Iran’s election is about as ridiculous as the U.N. electing Saudi Arabia to be on women’s rights council.
You read the headline correctly and no, it’s not real. In fact, this fake news headline is so fake it would make Brian Williams jealous. It would be a travesty. A cruel joke. I can’t even think of all the outrageous adjectives to describe the moral outrage that would orbit the twitter-verse.
Then it made me think. How much more ridiculous was the United Nations commission that promotes gender equality and empowerment of women elected Saudi Arabia to the women’s rights council?
Nope, I didn’t stutter.
Saudi Arabia will now be able to share their wisdom on their amazing record of protecting women’s rights. For those of you unfamiliar with their policies and rules, I’ll list a few that completely coincide with Western philosophy and the United States of America.
— Women cannot work without the permission of their male guardian.
Yep, Saudi women have to have male guardians until they get married. Those guardians are a father, uncle or brother. Don’t worry though, that might not last more than a decade since it’s considered permissible, by the conservative Saudis, to marry at the age of 10. I mean, come on, who doesn’t love buying a wedding gift for a 10 year old?

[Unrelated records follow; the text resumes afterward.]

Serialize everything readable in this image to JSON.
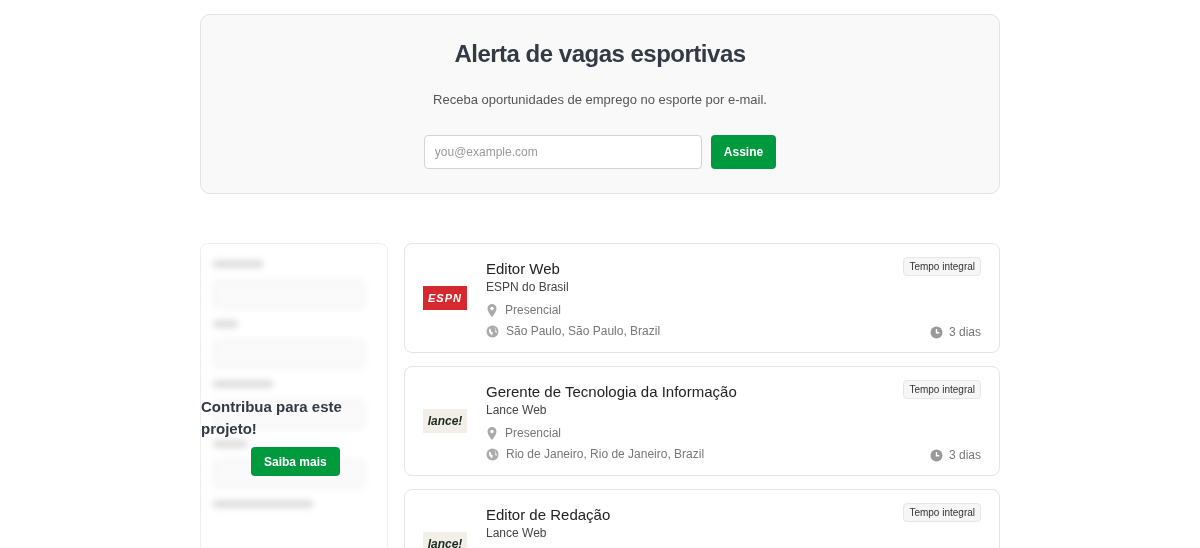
{
  "alert": {
    "title": "Alerta de vagas esportivas",
    "subtitle": "Receba oportunidades de emprego no esporte por e-mail.",
    "email": {
      "placeholder": "you@example.com"
    },
    "button": "Assine"
  },
  "sidebar": {
    "heading": "Contribua para este projeto!",
    "button": "Saiba mais"
  },
  "jobs": [
    {
      "title": "Editor Web",
      "company": "ESPN do Brasil",
      "logo": {
        "kind": "espn",
        "text": "ESPN"
      },
      "workplace": "Presencial",
      "location": "São Paulo, São Paulo, Brazil",
      "type": "Tempo integral",
      "age": "3 dias"
    },
    {
      "title": "Gerente de Tecnologia da Informação",
      "company": "Lance Web",
      "logo": {
        "kind": "lance",
        "text": "lance!"
      },
      "workplace": "Presencial",
      "location": "Rio de Janeiro, Rio de Janeiro, Brazil",
      "type": "Tempo integral",
      "age": "3 dias"
    },
    {
      "title": "Editor de Redação",
      "company": "Lance Web",
      "logo": {
        "kind": "lance",
        "text": "lance!"
      },
      "type": "Tempo integral"
    }
  ]
}
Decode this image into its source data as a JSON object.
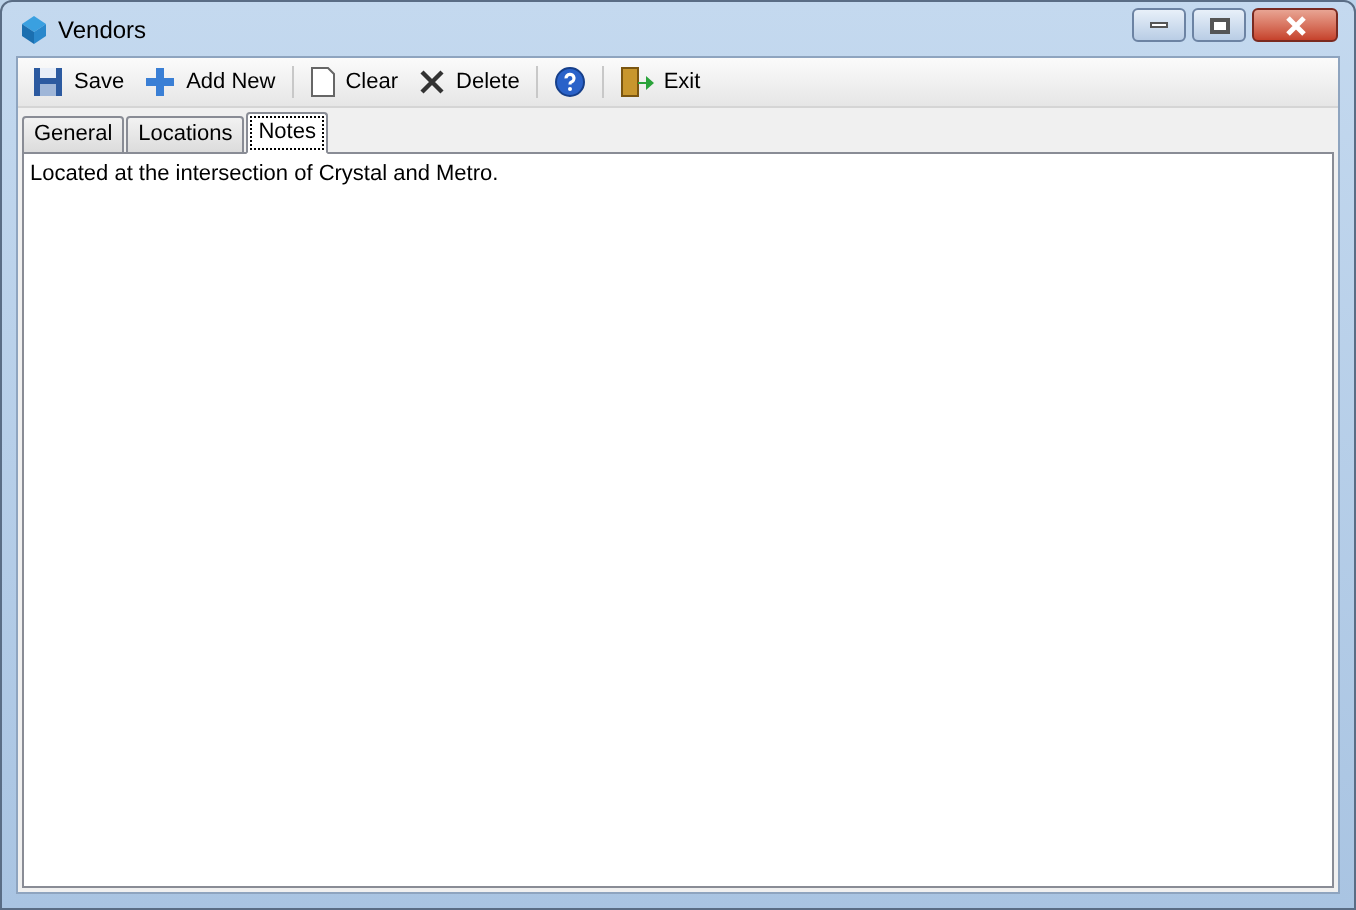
{
  "window": {
    "title": "Vendors"
  },
  "toolbar": [
    {
      "kind": "save",
      "label": "Save"
    },
    {
      "kind": "add",
      "label": "Add New"
    },
    {
      "kind": "separator"
    },
    {
      "kind": "clear",
      "label": "Clear"
    },
    {
      "kind": "delete",
      "label": "Delete"
    },
    {
      "kind": "separator"
    },
    {
      "kind": "help"
    },
    {
      "kind": "separator"
    },
    {
      "kind": "exit",
      "label": "Exit"
    }
  ],
  "tabs": [
    {
      "label": "General",
      "selected": false
    },
    {
      "label": "Locations",
      "selected": false
    },
    {
      "label": "Notes",
      "selected": true
    }
  ],
  "notes": {
    "value": "Located at the intersection of Crystal and Metro."
  }
}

–Women are not permitted to drive a vehicle.
— Women are not allowed to vote.
— A women’s testimony in court is only worth half that of a man’s testimony. You know, because they’re not fully human.
— Women need permission from their guardians to seek medical attention.
— Women need permission to travel.
— If a woman is physically abused by her husband, she needs his permission to report it to the proper authorities.
— Women who are raped get punished by getting whipped with a cane. You know, because getting raped was their own fault.
As you can tell by these standard Western practices, they should be a fantastic asset to the United Nations. Their wisdom and implementation of ‘women’s rights’ will ensure the safety and well-being of women around the world.
In January, thousands and thousands of women crowded Washington D.C. to march and shine a light on the inequality women face in this country. It was also a referendum of their disapproval of the election of President Trump.
I wonder if we have comparison photos of the women’s march in January versus the crowd of angry women protesting President Clinton’s Oval Office sexual escapades with a young female intern. Wait, what? There weren’t any protests or marches?
I’m sure today’s champions for women, Sen. Elizabeth Warren (D-MA) and Rep. Nancy Pelosi (D-CA) issued statements pointing out the hypocrisy of the U.N.
I couldn’t find any quotes from these representatives denouncing the secret ballot votes that elected the Saudis to the women’s rights council. Maybe Warren is too busy trying to spin the revelation that she pays her female staffers less than her male staffers.
Pelosi traveled to Saudi Arabia in 2007 and paid a visit to the un-elected Saudi advisory council. She sat in the comparable seat that she held as Speaker even though women weren’t allowed to hold legislative positions. According to The Jerusalem Post, she was asked if she brought up women’s rights issues at a meeting with the male-only council members.
“The issue has been brought up in our discussions with the Saudis on this trip,” said Pelosi.
That was 10 years ago.
Rothna Begum, a Middle East women’s rights researcher for Human Rights Watch said, “How can Saudi Arabia seek to promote women’s rights globally, when at home they continue to severely discriminate against women, treating them as permanent legal minors?”
Although only referring to human rights and not women’s rights, U.S. Ambassador Nikki Haley singled out North Korea and Syria as countries where human rights violations are frequent and systematic.
“It is no surprise that the world’s most brutal regimes are also the most ruthless violators of human rights,” Haley said.
She did not refer to rights violations in U.S. allies such as Saudi Arabia, Egypt and Turkey.
Haley didn’t respond to the Saudis election to the women’s rights council and didn’t disclose what countries voted them in. Shouldn’t we know who voted? How can we complain or hold countries publicly accountable for their vote?
Simple — it’s U. N. policy not to comment on secret votes at the U.N. so we as a public are kept in the dark. Sounds like a fair way of conducting business — if you live in Venezuela.
How do you expect individuals who utilize common sense to take the United Nations seriously? Why are these votes by secret ballot?
This headline isn’t that farfetched. Maybe Iran will be voted in to maintain the National Holocaust Museum. I know that’s not a real position but you get the point. Maybe Iran is too busy comparing women’s oppression strategies with the newly elected Saudis. After all, Iran has been on the women’s rights council since 2010.
Maybe members of the U.N. who oppose this vote will wear vagina hats at the next session. That seems to accomplish a lot in this country.